What to do:
Go over the lines below, and when one contains the word "this", copy it.

Data:
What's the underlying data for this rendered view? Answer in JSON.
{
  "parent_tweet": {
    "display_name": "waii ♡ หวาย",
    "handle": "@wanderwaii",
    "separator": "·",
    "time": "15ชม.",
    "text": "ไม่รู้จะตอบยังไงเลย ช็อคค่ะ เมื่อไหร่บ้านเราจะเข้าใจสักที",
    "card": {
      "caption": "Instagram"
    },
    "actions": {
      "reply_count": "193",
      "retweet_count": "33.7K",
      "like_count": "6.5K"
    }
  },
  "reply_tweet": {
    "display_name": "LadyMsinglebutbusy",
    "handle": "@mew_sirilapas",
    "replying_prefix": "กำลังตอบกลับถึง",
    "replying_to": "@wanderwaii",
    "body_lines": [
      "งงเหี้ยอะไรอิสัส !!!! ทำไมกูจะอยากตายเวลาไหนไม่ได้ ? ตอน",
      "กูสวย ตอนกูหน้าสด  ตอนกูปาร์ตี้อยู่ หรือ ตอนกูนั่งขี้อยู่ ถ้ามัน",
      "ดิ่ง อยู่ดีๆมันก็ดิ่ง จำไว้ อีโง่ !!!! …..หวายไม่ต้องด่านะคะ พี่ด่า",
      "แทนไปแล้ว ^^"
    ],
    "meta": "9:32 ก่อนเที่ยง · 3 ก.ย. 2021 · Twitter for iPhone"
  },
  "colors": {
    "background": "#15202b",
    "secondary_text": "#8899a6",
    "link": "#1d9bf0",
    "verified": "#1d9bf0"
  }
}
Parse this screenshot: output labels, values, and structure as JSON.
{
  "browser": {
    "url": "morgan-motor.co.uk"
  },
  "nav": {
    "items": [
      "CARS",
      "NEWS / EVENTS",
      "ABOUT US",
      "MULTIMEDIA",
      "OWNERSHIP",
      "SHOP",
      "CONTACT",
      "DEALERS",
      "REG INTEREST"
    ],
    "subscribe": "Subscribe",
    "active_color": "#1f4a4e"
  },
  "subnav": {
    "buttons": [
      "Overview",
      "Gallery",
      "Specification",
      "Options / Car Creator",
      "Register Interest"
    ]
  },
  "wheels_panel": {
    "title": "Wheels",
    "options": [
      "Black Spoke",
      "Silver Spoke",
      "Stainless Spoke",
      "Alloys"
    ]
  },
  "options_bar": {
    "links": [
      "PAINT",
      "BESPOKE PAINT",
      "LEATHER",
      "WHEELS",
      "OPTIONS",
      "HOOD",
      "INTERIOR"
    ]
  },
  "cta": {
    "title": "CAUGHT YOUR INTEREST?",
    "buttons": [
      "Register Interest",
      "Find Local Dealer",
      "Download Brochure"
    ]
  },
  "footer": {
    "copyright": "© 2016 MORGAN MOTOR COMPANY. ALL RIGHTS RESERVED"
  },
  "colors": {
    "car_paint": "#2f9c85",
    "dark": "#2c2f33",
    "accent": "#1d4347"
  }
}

Result of the task:
What's the underlying data for this rendered view? Answer in JSON.
Parse this screenshot: output labels, values, and structure as JSON.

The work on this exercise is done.